= Beginning of Section =

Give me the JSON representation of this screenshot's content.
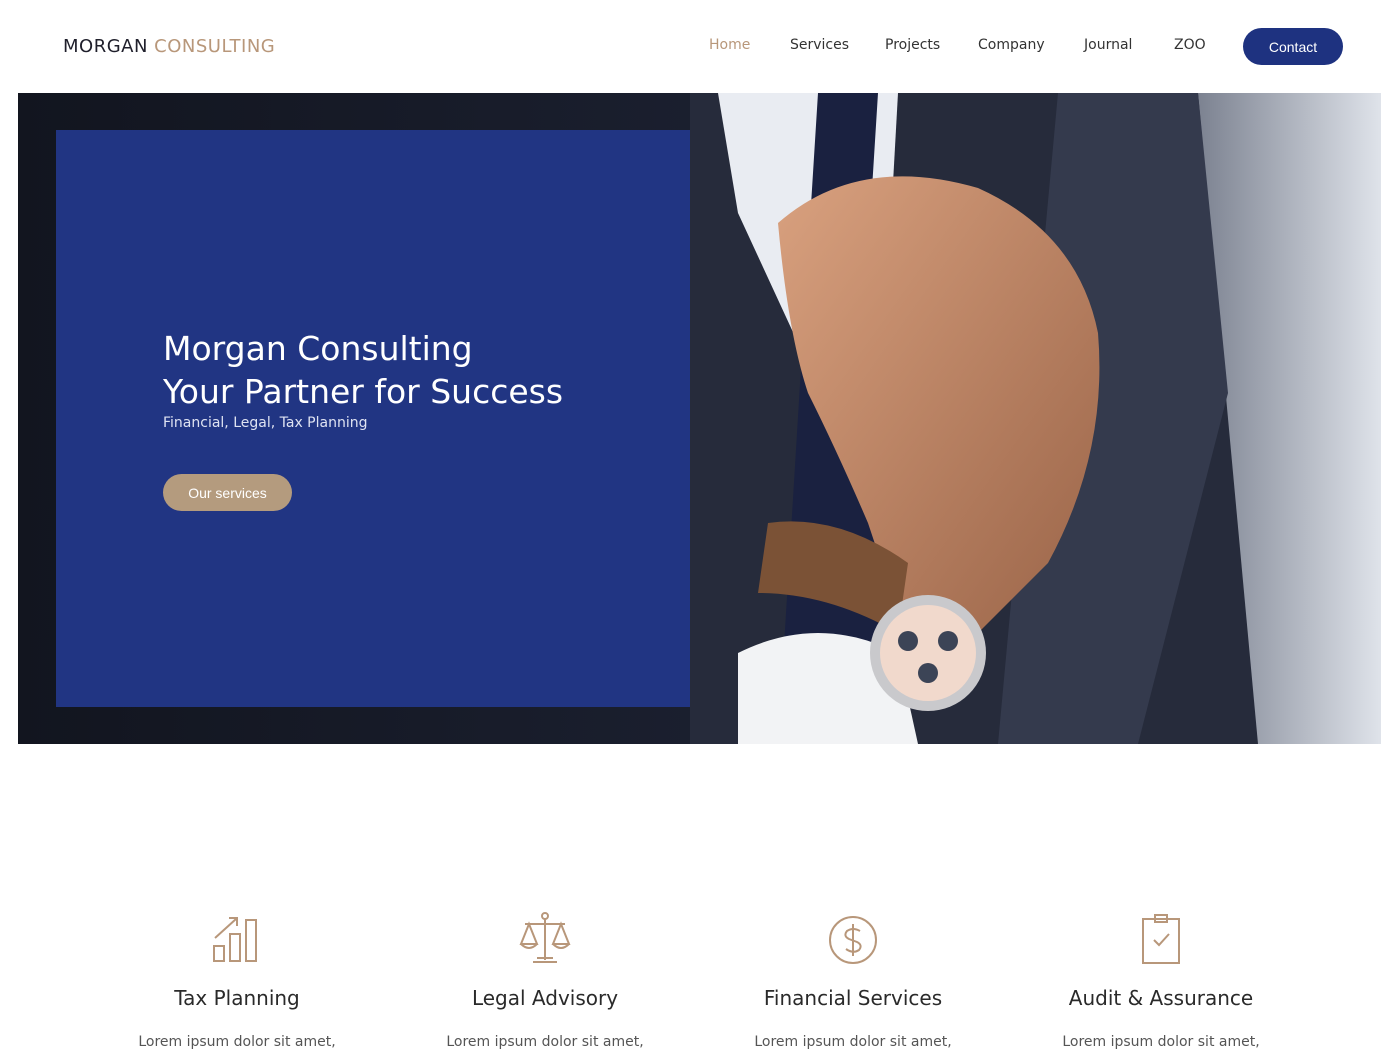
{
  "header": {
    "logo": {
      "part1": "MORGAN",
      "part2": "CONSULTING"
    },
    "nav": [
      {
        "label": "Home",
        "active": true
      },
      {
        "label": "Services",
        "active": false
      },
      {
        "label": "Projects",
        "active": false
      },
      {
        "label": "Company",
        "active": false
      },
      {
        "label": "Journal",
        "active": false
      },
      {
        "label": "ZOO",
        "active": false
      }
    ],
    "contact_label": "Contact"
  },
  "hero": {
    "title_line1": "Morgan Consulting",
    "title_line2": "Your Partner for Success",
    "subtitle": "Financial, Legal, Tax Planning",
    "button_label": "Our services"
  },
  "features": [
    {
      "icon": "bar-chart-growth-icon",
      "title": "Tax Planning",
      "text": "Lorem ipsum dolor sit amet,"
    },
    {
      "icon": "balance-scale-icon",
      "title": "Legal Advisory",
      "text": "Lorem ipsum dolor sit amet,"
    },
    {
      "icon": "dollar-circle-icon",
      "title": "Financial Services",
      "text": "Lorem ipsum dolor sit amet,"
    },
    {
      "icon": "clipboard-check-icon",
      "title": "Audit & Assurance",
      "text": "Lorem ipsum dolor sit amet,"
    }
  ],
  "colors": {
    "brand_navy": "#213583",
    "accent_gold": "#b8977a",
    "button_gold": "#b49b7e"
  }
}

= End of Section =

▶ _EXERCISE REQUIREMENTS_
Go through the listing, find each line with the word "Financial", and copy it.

▶ _SOLUTION_
    "subtitle": "Financial, Legal, Tax Planning",
      "title": "Financial Services",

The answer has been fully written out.